Directions for this task: Search the entries for the word "odometer". Copy each line in which it is found.

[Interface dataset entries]
....

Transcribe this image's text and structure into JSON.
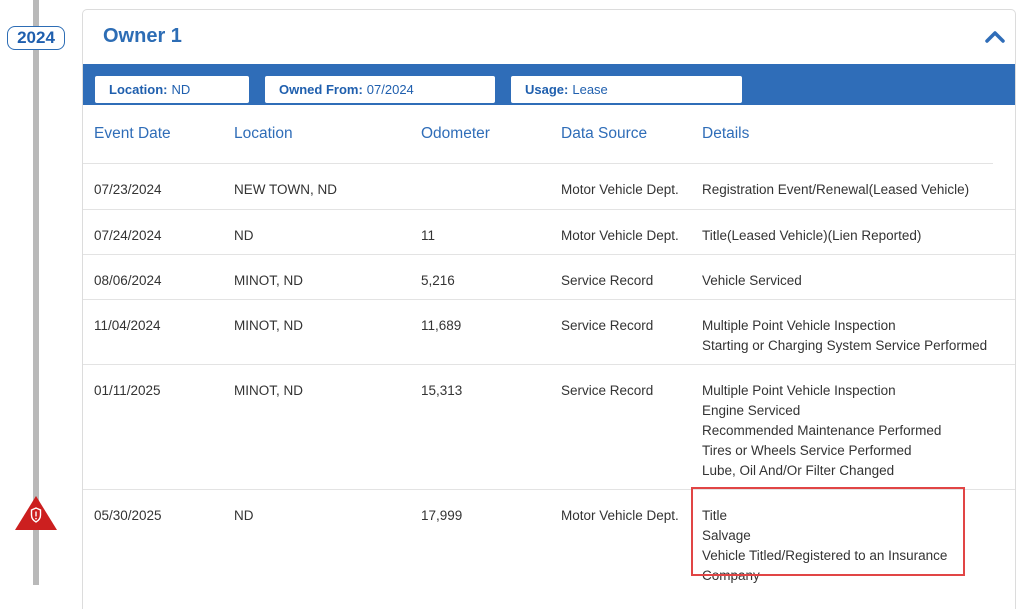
{
  "timeline": {
    "year": "2024"
  },
  "owner": {
    "title": "Owner 1",
    "location_label": "Location:",
    "location_value": "ND",
    "owned_label": "Owned From:",
    "owned_value": "07/2024",
    "usage_label": "Usage:",
    "usage_value": "Lease"
  },
  "table": {
    "headers": {
      "date": "Event Date",
      "location": "Location",
      "odometer": "Odometer",
      "source": "Data Source",
      "details": "Details"
    },
    "rows": [
      {
        "date": "07/23/2024",
        "location": "NEW TOWN, ND",
        "odometer": "",
        "source": "Motor Vehicle Dept.",
        "details": [
          "Registration Event/Renewal(Leased Vehicle)"
        ]
      },
      {
        "date": "07/24/2024",
        "location": "ND",
        "odometer": "11",
        "source": "Motor Vehicle Dept.",
        "details": [
          "Title(Leased Vehicle)(Lien Reported)"
        ]
      },
      {
        "date": "08/06/2024",
        "location": "MINOT, ND",
        "odometer": "5,216",
        "source": "Service Record",
        "details": [
          "Vehicle Serviced"
        ]
      },
      {
        "date": "11/04/2024",
        "location": "MINOT, ND",
        "odometer": "11,689",
        "source": "Service Record",
        "details": [
          "Multiple Point Vehicle Inspection",
          "Starting or Charging System Service Performed"
        ]
      },
      {
        "date": "01/11/2025",
        "location": "MINOT, ND",
        "odometer": "15,313",
        "source": "Service Record",
        "details": [
          "Multiple Point Vehicle Inspection",
          "Engine Serviced",
          "Recommended Maintenance Performed",
          "Tires or Wheels Service Performed",
          "Lube, Oil And/Or Filter Changed"
        ]
      },
      {
        "date": "05/30/2025",
        "location": "ND",
        "odometer": "17,999",
        "source": "Motor Vehicle Dept.",
        "details": [
          "Title",
          "Salvage",
          "Vehicle Titled/Registered to an Insurance",
          "Company"
        ]
      }
    ]
  },
  "colors": {
    "accent": "#2f6db8",
    "alert": "#cc1f1f",
    "highlight": "#e14545"
  }
}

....

Written solution:
      "odometer": "Odometer",
        "odometer": "",
        "odometer": "11",
        "odometer": "5,216",
        "odometer": "11,689",
        "odometer": "15,313",
        "odometer": "17,999",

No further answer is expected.